Shivraj Singh Chouhan, who turned 61 a few weeks ago, took oath as the CM of Madhya Pradesh for the fourth time. A contemporary of some of the most popular CMs of BJP like Narendra Modi in Gujarat, Raman Singh in Madhya Pradesh, and Vasudhara Raje in Rajasthan, Chouhan emerged as the biggest leader in the central Indian state despite the presence of many senior leaders like Uma Bharti, Kailash Vijayvargiya, and Babulal Gaur.
After BJP won the 2003 assembly election in MP, the state witnessed two CMs- Uma Bharti and Babulal Gaur- for short span of one year, and in 2005, Chouhan was appointed as CM by the party. Since then, Chouhan led the party to victory in 2008 and 2013 assembly election with a huge majority, and remained the CM of the state for 13 years.
A shrewd politician, Chouhan combined Hindutva with welfare populism to win over voters. MP has more than 90 percent of Hindu population and has been the centre of Sangh’s activities for decades. But given the fact, the state was extremely poor and categorized under BIMARU states, no leader or party could win the election without populist welfare policies, especially for the poor and marginalized section (SC/ST/OBC) of the society which constitutes vast majority of the state’s population.
For decades, Mandal politics had not touched MP as the upper castes dominated the assembly till 2003. Congress party, which often claims to be a party of poor and downtrodden, shamelessly promoted upper caste politicians in the state, and till date, has not given a single lower caste CM including Kamal Nath who comes is a Punjabi Khatri.
However, the lower castes of the state had started asserting themselves by early 2000s and BJP sensed the opportunity. The party fought and won the 2003 election under the leadership of Uma Bharti, an OBC leader and Hindutva icon, and later when Bharti resigned, Gaur, a Yadav, was made CM. The third person whom BJP chose for CM, Chouhan, was also an OBC and comes from Kirar community.
A good politician is one who knows what the voters want, and Shivraj Singh Chouhan has always been good at catching the pulse of the voter. He crafted a formidable caste alliance and brought OBC community under the BJP fold.

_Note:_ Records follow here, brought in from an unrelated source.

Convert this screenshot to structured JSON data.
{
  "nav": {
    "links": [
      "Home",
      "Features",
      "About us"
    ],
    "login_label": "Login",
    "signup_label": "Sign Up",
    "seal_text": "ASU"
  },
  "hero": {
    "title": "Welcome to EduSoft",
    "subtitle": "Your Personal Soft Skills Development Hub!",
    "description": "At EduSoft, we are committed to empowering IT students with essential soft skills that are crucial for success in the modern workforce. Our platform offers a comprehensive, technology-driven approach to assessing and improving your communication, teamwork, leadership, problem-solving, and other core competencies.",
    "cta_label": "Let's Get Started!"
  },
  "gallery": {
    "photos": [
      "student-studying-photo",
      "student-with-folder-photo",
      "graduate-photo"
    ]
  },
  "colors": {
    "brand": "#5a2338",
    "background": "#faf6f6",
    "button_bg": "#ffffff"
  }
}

The upper caste in the state was already voting for BJP, but given the fact that upper castes constitutes small percentage of state’s total population, elections could not be won without the support of OBC and ST community.

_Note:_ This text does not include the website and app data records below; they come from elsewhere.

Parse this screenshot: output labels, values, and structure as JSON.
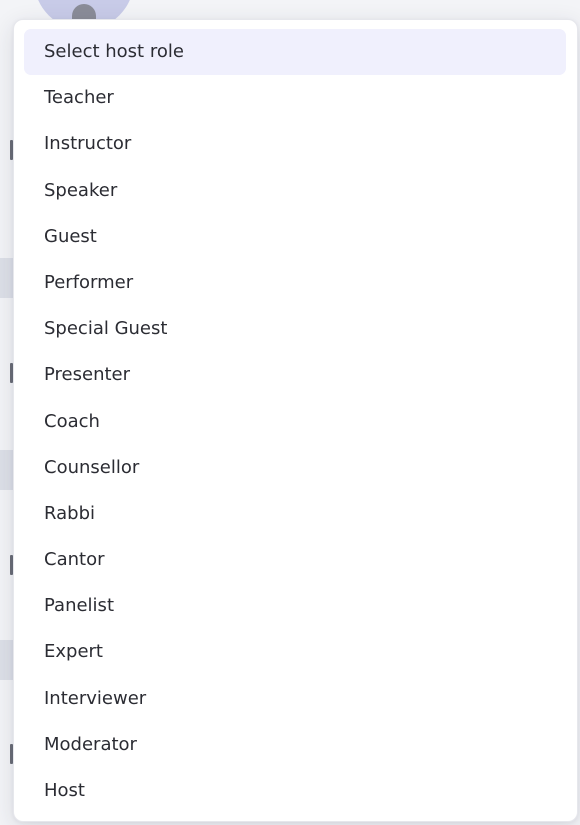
{
  "host_role_dropdown": {
    "placeholder": "Select host role",
    "options": [
      "Teacher",
      "Instructor",
      "Speaker",
      "Guest",
      "Performer",
      "Special Guest",
      "Presenter",
      "Coach",
      "Counsellor",
      "Rabbi",
      "Cantor",
      "Panelist",
      "Expert",
      "Interviewer",
      "Moderator",
      "Host"
    ]
  },
  "colors": {
    "highlight": "#f0f0fd",
    "text": "#2b2c33",
    "panel": "#ffffff"
  }
}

He brought the lower castes under the BJP fold. Given the fact MP has no dominant cast like Patels in Gujarat who could sway the election for BJP; Chouhan had to built a coalition of many castes of OBC and make sure that they do not fight among themselves for power.

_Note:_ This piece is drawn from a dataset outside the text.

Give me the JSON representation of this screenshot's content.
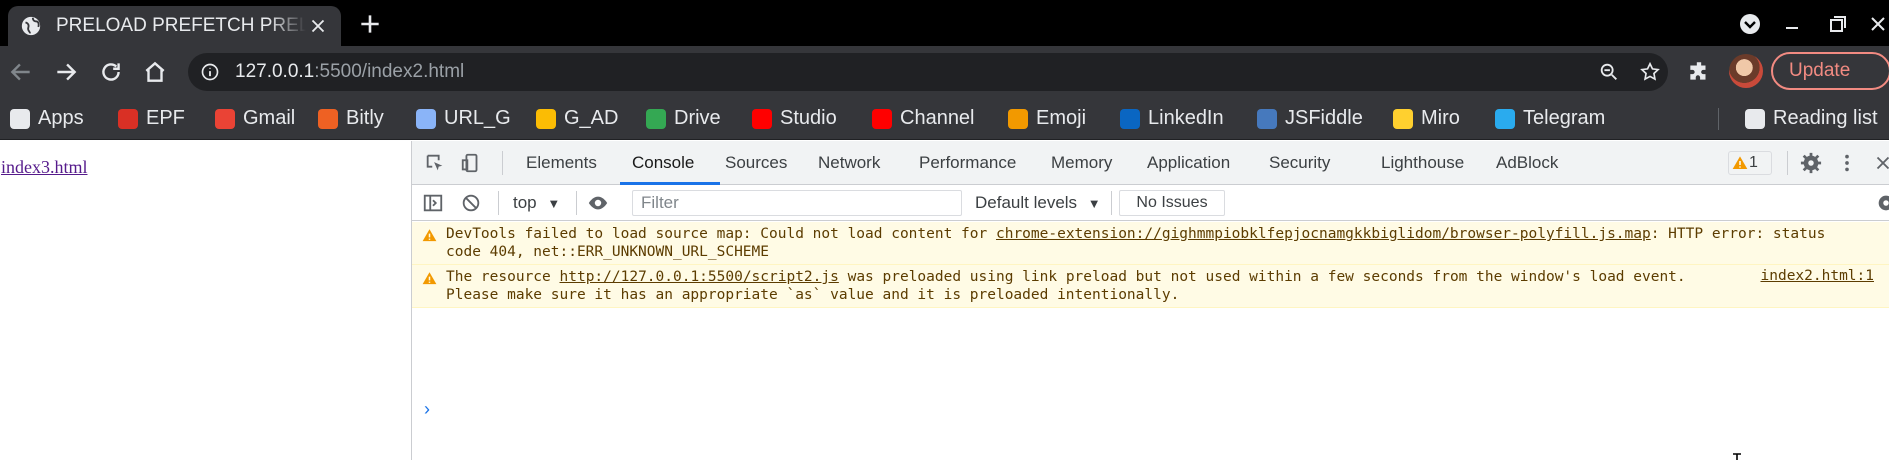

With the alliance of OBCs and upper caste- the natural voters of BJP, the party won many assembly, Lok Sabha, and local elections in the state. Chouhan carefully cultivated the image of people’s leader, and became a family to constituents. He is popularly referred as Mamaji by the voters.
“Shivraj,” says journalist and author Shirish Khare, “has built his image with great care. He has taken credit for all welfare schemes, irrespective of the individual ministers who implement them. The BJP, as a party and an ideology, has vanished to make way for Brand Shivraj.”
Even in the 2018 general election, BJP won 109 seats, just 7 short of majority. The party lost power due to alienation of upper caste, offended by “Resevration koi mai ka lal nahi hata sakta” statement of Chouhan.
However, Shivraj Singh Chouhan did not lose hope and waited for the right moment to arrive, and now he is back at the helm of affairs in the state.
61 year old Chouhan’s carefully cultivated ‘son of the soil’ image and his ability to bring together a winning caste coalition show the ‘politician’ side of the leader. Like any other politician, he wants to be in commanding position and that is why he chose not to go in central politics under PM Modi, but carefully crafted rebellion in Congress party to come to the power.